A 2014 report from Electronics Take Back Coalition, tells us that in 2010, the EPA reported that we disposed of 142,000 computers and over 416,000 mobile devices in the US every day. That was nearly 8 years ago when Smart Phones were relatively new. Now, in 2018, industry is moving rapidly to try to get every “thing” possible connected and online.
What will happen when the Internet of Things produces orders of magnitude more e-waste? With the IoT, household items such as washing machines, mattresses, tea kettles, plant-waterers etc. are all joining the ranks of e-waste. And the demise of each IoT “thing” will be hastened yet further by cyber vulnerabilities not able to be patched, planned obsolescence, and/or the pursuit of newer, sleeker, or more features. Where will all the e-waste go? How toxic is it all, and will our earth be able to absorb and “digest” this amount of waste?

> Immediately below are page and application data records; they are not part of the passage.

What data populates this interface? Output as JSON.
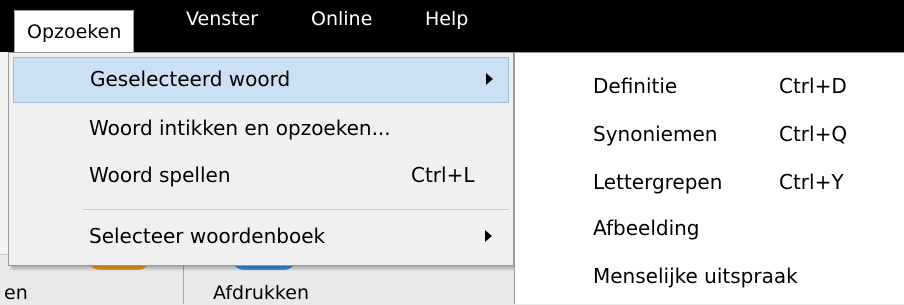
{
  "menubar": {
    "items": [
      {
        "label": "Opzoeken",
        "active": true
      },
      {
        "label": "Venster",
        "active": false
      },
      {
        "label": "Online",
        "active": false
      },
      {
        "label": "Help",
        "active": false
      }
    ]
  },
  "menu": {
    "items": [
      {
        "label": "Geselecteerd woord",
        "shortcut": "",
        "has_submenu": true,
        "highlighted": true
      },
      {
        "label": "Woord intikken en opzoeken...",
        "shortcut": "",
        "has_submenu": false,
        "highlighted": false
      },
      {
        "label": "Woord spellen",
        "shortcut": "Ctrl+L",
        "has_submenu": false,
        "highlighted": false
      },
      {
        "label": "Selecteer woordenboek",
        "shortcut": "",
        "has_submenu": true,
        "highlighted": false
      }
    ]
  },
  "submenu": {
    "items": [
      {
        "label": "Definitie",
        "shortcut": "Ctrl+D"
      },
      {
        "label": "Synoniemen",
        "shortcut": "Ctrl+Q"
      },
      {
        "label": "Lettergrepen",
        "shortcut": "Ctrl+Y"
      },
      {
        "label": "Afbeelding",
        "shortcut": ""
      },
      {
        "label": "Menselijke uitspraak",
        "shortcut": ""
      }
    ]
  },
  "toolbar": {
    "left_label": "en",
    "print_label": "Afdrukken"
  },
  "colors": {
    "menubar_bg": "#000000",
    "highlight": "#cce0f4",
    "highlight_border": "#99bde6",
    "orange_icon": "#f6a020",
    "blue_icon": "#3d8fe6"
  }
}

Currently, we send much of our e-waste to Africa and Asia where it gets dismantled by impoverished workers and children using very primitive tools. Toxins leach into the environment harming workers, ground, water, and air.
An article by Austin Lumbard, US obsession with electronics has huge human price touches on a number of the social and environmental justice issues of our discarded devices. In a discussion about the toxins used in our digital electronics, he writes,
E-waste from printers, monitors, computers and phones contains high levels of toxins, such as lead, mercury and cadmium. Because these toxins can seep out of e-waste and contaminate water sources, it is illegal to send them to landfill in the United States.
In a Business World article, Nurit Kanti explains:
With lack of proper barriers to prevent this leakage, and the high concentration of these toxic substances, the impact of the e-waste on the ecosystem is extremely long-lasting, irreversible and dangerous to the sustainability of everyone around that eco-system.
Discarded products are only part of the problem. Toxins and e-waste are also generated in the mining, manufacturing, and use of electronics. In an article in The Conversation, author Josh Lepawsky explains,
“No amount of post-consumer recycling can recoup the waste generated before consumers purchase their devices.”
A lengthy article published by Bloomberg Business Week, American Chipmakers Had a Toxic Problem Then They Outsourced It, explains how toxins, used in the manufacturing of microchips, caused many birth defects and miscarriages. That was 30 years ago, and supposedly, the toxins have been phased out. But a follow-up study was conducted in 2013 that indicated many toxins still remain. The workers manufacturing these products get the first “hit,” but the exposure is echoed at the end life of these gadgets as well – toxins in, toxins out – as poorly paid workers manufacture and disassemble these products.
Planned obsolescence is another big player in our e-waste travesty. (for more on planned obsolescence see Energy Consumption.) Manufacturers convince us of the “need” to upgrade our devices nearly every year which leads to yet more e-waste. Greenpeace informs us about how tech companies make products that are easily broken and nearly impossible to repair – 5 ways tech companies are making your devices die too soon. The article explains, “…the growing trend among major IT brands is to make our phones and other devices more difficult to repair and maintain.”
Patches for the many expected IoT cyber security breaches are also not realistic. A far less cumbersome solution and more profitable for manufacturers, is for us to discard and replace a compromised IoT “thing”. (For more on the difficulty of patching IoT products, see Cyber Security.)
The big tech companies, which should be trailblazers in finding ways to minimize e-waste by using recycled materials and making cradle-to-grave products, received nearly failing grades on sustainability. According to Greenpeace, Guide to Greener Electronics 2017,
“Billions of electronics are being made, sold, and disposed of every year—a cycle that drives short-term profits for electronics manufacturers, but at too high a cost for the planet we all share.”
But even if these tech companies were to operate as if there were a tomorrow, the sheer volume of production and consumption industry promotes would/will likely leave us mired in a massive e-waste calamity.
Who in the IoT world is even talking about e-waste, and how did such a bad idea as the IoT ever catch on? E-waste, health impacts, privacy violations, cyber security risks, impacts on wildlife, energy drain, conflict minerals, effects on our brains and humanity, and more. And what do we get for all this? …smart diapers, a “sleeping baby with the push of a button”, and the like.
Turns out that e-waste is not just an environmental travesty, but a cyber security problem as well — Our personal data seems to be turning up in e-waste! In a Fortune Tech article, Why One of the World’s Biggest E-Waste Recyclers Is Banking on Cybersecurity, author Robert Hackett tells us,
“Customers are ready to pay up, Shegerian [an e-waste recycler] says, to properly dispose of devices that might contain traces of either customer or employee data or trade secrets.”
Story of Electronics
Though this 7 minute video clip is from 2010, the issues it discusses are significantly more urgent now with the unfortunate mad rush to the Internet of Things.
“This is a story about a world obsessed with stuff. It’s a story about a system in crisis. We’re trashing the planet, we’re trashing each other, and we’re not even having fun.”
For the annotated script
Additional Resources on E-Waste and E-Injustice